Exercise aim
The reply should hold every line of the data, unchanged and complete.
----
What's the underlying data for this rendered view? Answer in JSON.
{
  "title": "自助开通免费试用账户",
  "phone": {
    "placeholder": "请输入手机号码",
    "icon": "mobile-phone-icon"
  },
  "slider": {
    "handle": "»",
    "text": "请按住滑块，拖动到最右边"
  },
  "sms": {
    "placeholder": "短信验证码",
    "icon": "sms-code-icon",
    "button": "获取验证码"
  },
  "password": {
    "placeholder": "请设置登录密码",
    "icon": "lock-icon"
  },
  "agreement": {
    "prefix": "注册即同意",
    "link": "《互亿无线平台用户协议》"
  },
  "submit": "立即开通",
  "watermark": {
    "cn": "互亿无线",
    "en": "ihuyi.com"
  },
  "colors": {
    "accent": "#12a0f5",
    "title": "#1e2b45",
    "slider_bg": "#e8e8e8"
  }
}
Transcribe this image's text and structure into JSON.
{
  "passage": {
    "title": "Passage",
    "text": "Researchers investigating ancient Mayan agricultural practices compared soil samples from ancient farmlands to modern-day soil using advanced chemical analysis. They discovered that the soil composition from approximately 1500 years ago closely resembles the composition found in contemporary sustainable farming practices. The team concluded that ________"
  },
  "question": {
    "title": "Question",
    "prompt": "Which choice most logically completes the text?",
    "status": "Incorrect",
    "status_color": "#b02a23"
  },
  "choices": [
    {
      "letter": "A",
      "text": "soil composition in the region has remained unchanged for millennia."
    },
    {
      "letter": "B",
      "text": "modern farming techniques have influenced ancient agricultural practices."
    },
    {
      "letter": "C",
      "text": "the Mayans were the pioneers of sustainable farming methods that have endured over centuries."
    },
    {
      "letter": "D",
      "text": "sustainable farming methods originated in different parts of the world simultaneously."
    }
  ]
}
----
Worked solution
What's the underlying data for this rendered view? Answer in JSON.
{
  "title": "自助开通免费试用账户",
  "phone": {
    "placeholder": "请输入手机号码",
    "icon": "mobile-phone-icon"
  },
  "slider": {
    "handle": "»",
    "text": "请按住滑块，拖动到最右边"
  },
  "sms": {
    "placeholder": "短信验证码",
    "icon": "sms-code-icon",
    "button": "获取验证码"
  },
  "password": {
    "placeholder": "请设置登录密码",
    "icon": "lock-icon"
  },
  "agreement": {
    "prefix": "注册即同意",
    "link": "《互亿无线平台用户协议》"
  },
  "submit": "立即开通",
  "watermark": {
    "cn": "互亿无线",
    "en": "ihuyi.com"
  },
  "colors": {
    "accent": "#12a0f5",
    "title": "#1e2b45",
    "slider_bg": "#e8e8e8"
  }
}
Transcribe this image's text and structure into JSON.
{
  "passage": {
    "title": "Passage",
    "text": "Researchers investigating ancient Mayan agricultural practices compared soil samples from ancient farmlands to modern-day soil using advanced chemical analysis. They discovered that the soil composition from approximately 1500 years ago closely resembles the composition found in contemporary sustainable farming practices. The team concluded that ________"
  },
  "question": {
    "title": "Question",
    "prompt": "Which choice most logically completes the text?",
    "status": "Incorrect",
    "status_color": "#b02a23"
  },
  "choices": [
    {
      "letter": "A",
      "text": "soil composition in the region has remained unchanged for millennia."
    },
    {
      "letter": "B",
      "text": "modern farming techniques have influenced ancient agricultural practices."
    },
    {
      "letter": "C",
      "text": "the Mayans were the pioneers of sustainable farming methods that have endured over centuries."
    },
    {
      "letter": "D",
      "text": "sustainable farming methods originated in different parts of the world simultaneously."
    }
  ]
}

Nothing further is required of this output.